RECORDS SUPPLIED:
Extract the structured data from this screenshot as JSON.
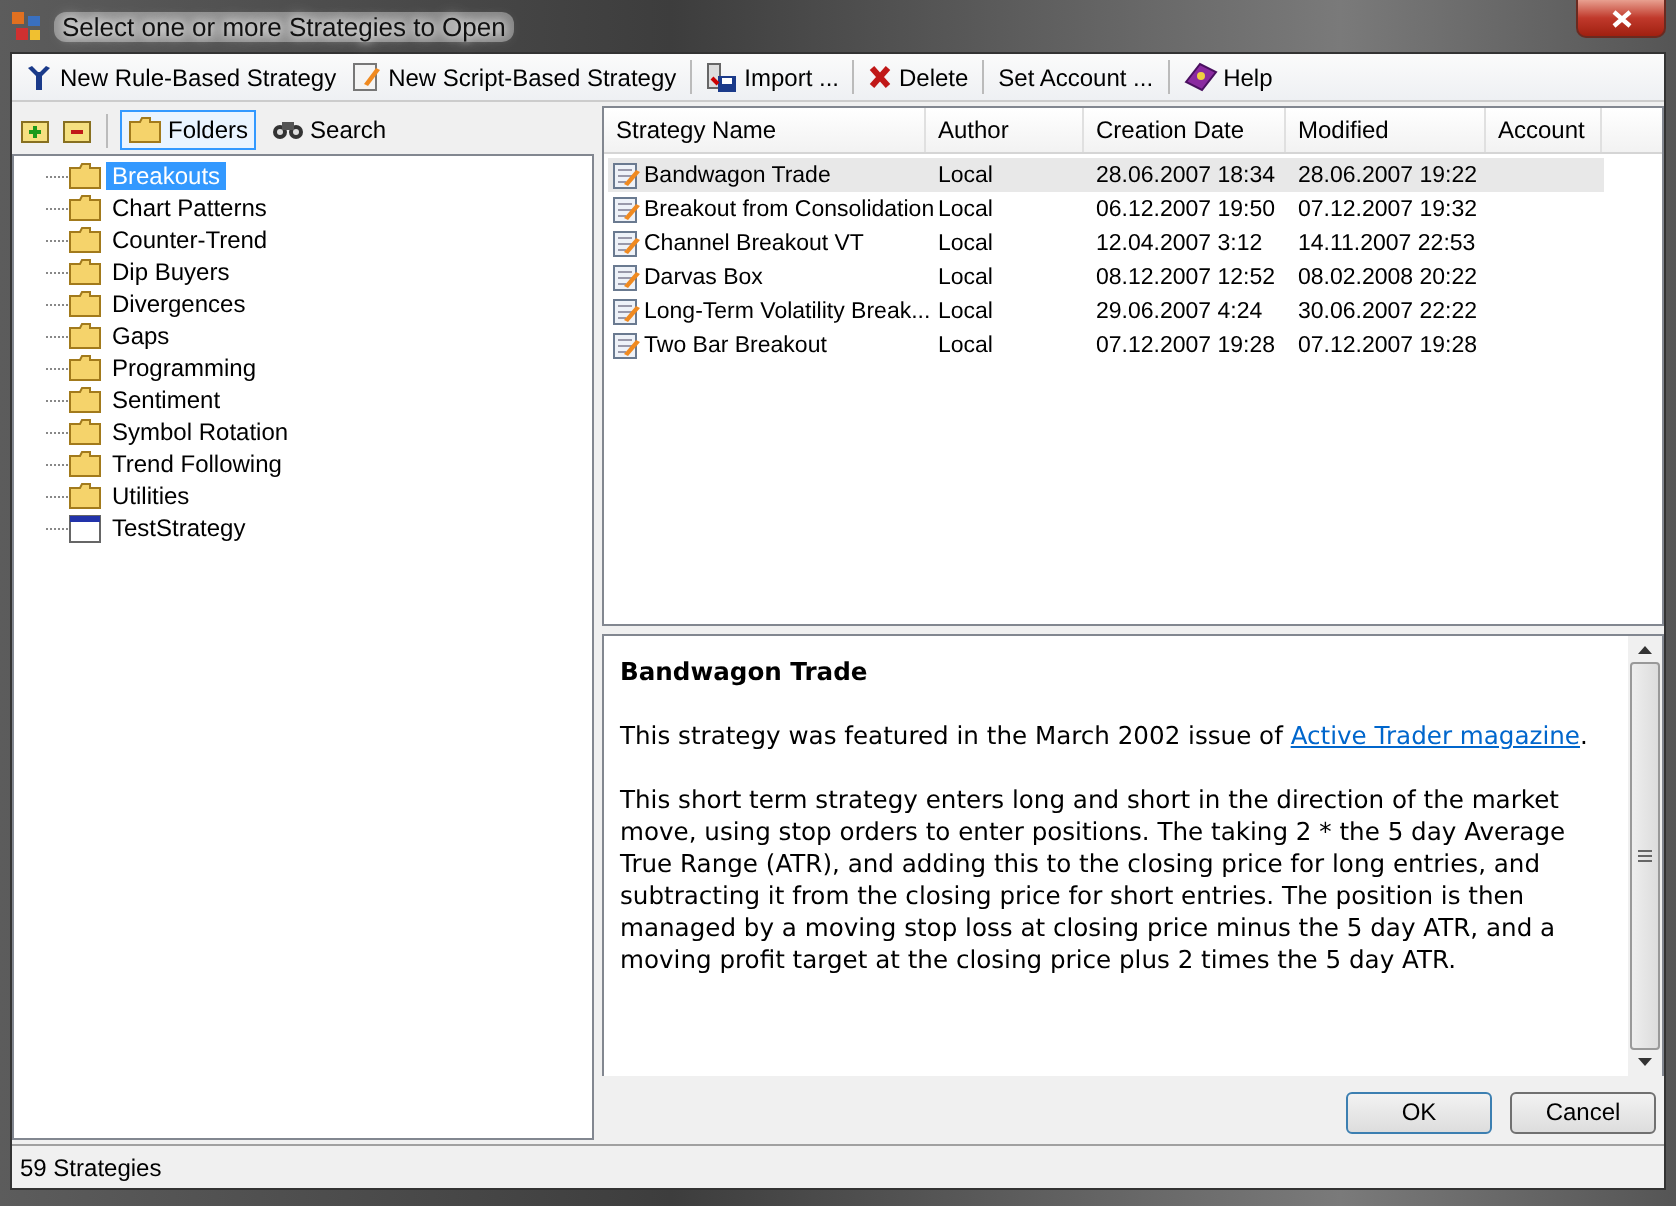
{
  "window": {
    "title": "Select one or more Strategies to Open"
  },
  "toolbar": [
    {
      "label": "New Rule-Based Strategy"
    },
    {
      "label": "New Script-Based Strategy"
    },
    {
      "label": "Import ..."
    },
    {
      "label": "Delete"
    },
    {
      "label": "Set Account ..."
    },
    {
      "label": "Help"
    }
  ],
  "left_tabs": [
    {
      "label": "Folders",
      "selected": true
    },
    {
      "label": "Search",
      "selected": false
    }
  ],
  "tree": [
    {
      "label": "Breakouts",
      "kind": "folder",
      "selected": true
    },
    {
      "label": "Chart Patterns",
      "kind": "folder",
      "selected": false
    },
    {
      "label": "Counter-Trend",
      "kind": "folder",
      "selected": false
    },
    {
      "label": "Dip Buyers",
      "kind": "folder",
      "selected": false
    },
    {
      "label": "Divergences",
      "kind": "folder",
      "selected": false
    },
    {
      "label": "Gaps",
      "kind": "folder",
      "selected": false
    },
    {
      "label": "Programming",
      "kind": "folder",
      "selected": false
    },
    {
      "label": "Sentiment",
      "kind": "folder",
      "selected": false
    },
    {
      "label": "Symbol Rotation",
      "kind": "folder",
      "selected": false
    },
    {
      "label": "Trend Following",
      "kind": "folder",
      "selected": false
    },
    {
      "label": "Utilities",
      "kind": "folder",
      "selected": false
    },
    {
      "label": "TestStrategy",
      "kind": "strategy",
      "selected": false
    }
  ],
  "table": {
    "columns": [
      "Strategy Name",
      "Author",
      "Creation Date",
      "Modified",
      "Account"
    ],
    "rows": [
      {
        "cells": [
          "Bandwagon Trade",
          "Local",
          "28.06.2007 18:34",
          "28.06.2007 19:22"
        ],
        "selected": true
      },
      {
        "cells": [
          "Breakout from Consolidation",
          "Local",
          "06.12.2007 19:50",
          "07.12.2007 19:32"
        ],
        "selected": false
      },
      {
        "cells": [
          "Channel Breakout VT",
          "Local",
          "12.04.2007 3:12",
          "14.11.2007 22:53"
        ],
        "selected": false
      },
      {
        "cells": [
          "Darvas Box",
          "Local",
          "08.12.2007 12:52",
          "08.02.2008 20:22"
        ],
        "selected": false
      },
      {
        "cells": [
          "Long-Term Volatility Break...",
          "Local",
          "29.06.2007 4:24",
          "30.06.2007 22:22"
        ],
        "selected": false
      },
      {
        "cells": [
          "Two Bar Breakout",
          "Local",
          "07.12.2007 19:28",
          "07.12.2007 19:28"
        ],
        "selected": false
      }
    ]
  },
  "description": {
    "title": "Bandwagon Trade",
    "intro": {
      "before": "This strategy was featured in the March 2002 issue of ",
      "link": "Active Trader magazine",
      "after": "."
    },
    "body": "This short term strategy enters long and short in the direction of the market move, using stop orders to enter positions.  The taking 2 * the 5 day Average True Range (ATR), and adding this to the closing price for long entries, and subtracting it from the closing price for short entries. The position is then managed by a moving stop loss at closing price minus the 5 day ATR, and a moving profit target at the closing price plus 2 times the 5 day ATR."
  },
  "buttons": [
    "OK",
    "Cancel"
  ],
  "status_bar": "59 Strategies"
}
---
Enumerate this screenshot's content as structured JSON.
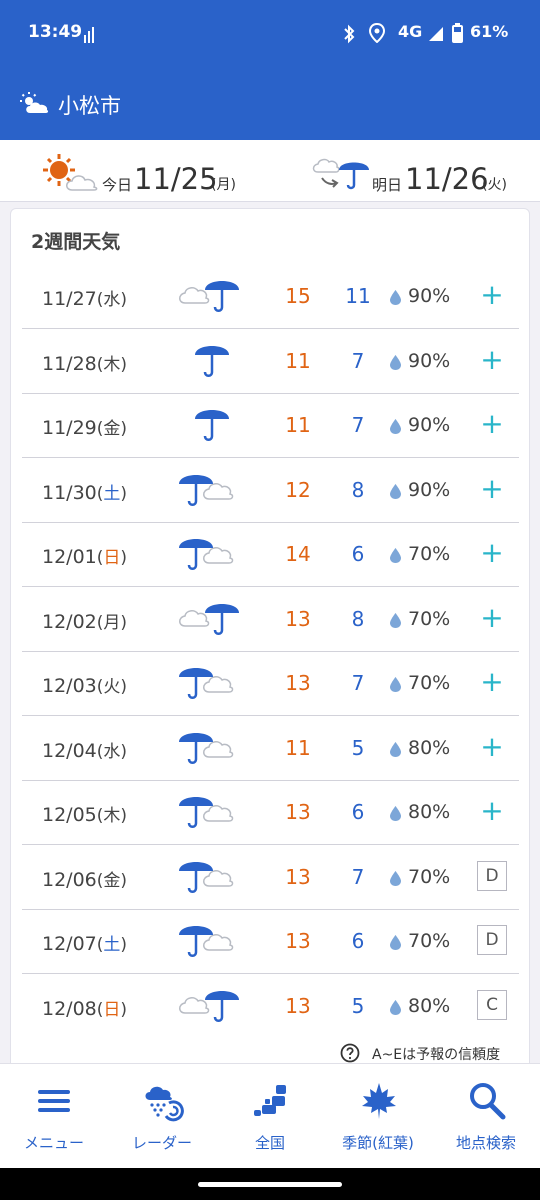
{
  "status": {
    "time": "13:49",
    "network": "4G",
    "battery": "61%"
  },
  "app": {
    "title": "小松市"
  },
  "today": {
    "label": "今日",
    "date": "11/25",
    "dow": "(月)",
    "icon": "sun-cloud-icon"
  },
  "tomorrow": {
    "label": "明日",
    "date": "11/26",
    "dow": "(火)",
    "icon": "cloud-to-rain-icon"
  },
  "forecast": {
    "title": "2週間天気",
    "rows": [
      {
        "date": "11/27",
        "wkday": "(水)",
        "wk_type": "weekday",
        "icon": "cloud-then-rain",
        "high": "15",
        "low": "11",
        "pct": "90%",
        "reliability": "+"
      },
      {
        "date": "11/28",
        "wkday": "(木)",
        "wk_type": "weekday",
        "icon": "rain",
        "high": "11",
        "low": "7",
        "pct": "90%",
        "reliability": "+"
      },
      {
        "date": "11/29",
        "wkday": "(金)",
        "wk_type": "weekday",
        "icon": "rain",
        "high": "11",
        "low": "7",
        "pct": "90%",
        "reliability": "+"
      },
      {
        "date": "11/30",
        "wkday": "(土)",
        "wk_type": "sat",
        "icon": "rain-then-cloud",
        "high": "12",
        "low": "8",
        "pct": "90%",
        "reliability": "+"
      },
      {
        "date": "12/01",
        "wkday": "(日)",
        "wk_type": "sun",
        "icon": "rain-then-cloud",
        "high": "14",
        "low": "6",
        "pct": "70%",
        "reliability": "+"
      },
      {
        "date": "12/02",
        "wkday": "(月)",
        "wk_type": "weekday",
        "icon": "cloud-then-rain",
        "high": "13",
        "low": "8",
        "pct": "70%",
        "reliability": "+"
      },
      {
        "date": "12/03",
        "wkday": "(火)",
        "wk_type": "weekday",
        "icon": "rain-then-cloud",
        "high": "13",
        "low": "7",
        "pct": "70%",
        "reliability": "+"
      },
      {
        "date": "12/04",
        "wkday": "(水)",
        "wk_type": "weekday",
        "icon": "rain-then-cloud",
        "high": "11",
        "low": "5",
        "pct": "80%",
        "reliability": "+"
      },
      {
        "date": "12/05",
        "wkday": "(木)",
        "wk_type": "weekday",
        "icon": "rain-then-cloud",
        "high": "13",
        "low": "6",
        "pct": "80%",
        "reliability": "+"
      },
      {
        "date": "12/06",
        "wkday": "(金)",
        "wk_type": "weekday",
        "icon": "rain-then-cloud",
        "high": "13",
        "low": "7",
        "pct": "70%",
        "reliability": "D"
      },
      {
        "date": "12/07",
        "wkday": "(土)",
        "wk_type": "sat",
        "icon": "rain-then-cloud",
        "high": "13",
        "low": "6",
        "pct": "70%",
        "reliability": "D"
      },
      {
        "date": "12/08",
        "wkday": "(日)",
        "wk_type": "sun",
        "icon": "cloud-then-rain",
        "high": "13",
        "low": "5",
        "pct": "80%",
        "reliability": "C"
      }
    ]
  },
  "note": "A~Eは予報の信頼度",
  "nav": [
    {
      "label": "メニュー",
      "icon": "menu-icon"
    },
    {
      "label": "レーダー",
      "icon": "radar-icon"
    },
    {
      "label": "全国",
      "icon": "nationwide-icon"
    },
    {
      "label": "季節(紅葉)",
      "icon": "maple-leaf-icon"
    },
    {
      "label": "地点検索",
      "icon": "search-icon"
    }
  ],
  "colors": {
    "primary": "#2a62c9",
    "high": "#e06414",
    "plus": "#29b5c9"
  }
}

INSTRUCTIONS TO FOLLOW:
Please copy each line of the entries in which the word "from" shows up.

EXERCISE OUTPUT:
Extract the structured data from this screenshot as JSON.
          "Breakout from Consolidation",
    "body": "This short term strategy enters long and short in the direction of the market move, using stop orders to enter positions.  The taking 2 * the 5 day Average True Range (ATR), and adding this to the closing price for long entries, and subtracting it from the closing price for short entries. The position is then managed by a moving stop loss at closing price minus the 5 day ATR, and a moving profit target at the closing price plus 2 times the 5 day ATR."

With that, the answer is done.